What needs to be done
Count the lines in the records below that contain the word "icon", and give that figure alone.

Start of Source material

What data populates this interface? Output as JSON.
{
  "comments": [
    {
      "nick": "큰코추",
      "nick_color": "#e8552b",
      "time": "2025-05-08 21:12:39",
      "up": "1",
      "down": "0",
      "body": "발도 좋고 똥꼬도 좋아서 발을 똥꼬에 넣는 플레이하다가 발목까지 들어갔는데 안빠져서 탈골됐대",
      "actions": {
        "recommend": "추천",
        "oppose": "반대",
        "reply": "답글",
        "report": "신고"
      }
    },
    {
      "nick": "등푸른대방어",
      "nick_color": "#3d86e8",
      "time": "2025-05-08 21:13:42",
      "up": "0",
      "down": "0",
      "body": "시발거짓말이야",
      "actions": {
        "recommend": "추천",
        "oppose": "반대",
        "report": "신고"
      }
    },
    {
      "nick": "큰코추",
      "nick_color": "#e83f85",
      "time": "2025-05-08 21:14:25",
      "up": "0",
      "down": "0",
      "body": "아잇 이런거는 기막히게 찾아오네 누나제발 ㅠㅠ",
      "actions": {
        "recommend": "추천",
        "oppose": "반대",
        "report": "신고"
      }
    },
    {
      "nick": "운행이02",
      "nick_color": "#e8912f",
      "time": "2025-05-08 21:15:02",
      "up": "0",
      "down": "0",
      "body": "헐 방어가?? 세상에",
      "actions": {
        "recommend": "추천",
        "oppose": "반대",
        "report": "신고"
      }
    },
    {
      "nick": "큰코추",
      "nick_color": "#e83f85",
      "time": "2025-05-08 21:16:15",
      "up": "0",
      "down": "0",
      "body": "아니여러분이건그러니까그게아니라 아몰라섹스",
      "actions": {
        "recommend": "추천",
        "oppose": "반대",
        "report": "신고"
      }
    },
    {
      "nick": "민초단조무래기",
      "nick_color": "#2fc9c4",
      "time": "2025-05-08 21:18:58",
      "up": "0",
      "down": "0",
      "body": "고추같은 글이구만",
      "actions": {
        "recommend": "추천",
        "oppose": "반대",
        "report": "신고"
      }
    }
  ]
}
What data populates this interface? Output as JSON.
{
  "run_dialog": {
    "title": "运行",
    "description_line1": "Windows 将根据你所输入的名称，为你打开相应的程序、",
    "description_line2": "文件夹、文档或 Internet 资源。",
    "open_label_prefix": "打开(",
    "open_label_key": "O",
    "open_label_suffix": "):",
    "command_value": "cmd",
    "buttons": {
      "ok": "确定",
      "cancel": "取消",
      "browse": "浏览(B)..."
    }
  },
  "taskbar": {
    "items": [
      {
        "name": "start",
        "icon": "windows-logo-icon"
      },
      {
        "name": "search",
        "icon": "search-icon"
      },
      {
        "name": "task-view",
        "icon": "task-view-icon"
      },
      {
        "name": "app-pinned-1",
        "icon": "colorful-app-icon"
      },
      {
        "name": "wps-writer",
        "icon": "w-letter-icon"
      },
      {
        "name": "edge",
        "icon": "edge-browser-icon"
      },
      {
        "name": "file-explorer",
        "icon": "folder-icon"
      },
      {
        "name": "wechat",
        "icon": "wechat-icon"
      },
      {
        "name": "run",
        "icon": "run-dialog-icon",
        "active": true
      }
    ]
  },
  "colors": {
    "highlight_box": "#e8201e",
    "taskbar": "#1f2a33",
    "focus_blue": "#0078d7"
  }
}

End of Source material

Solution for this exercise
9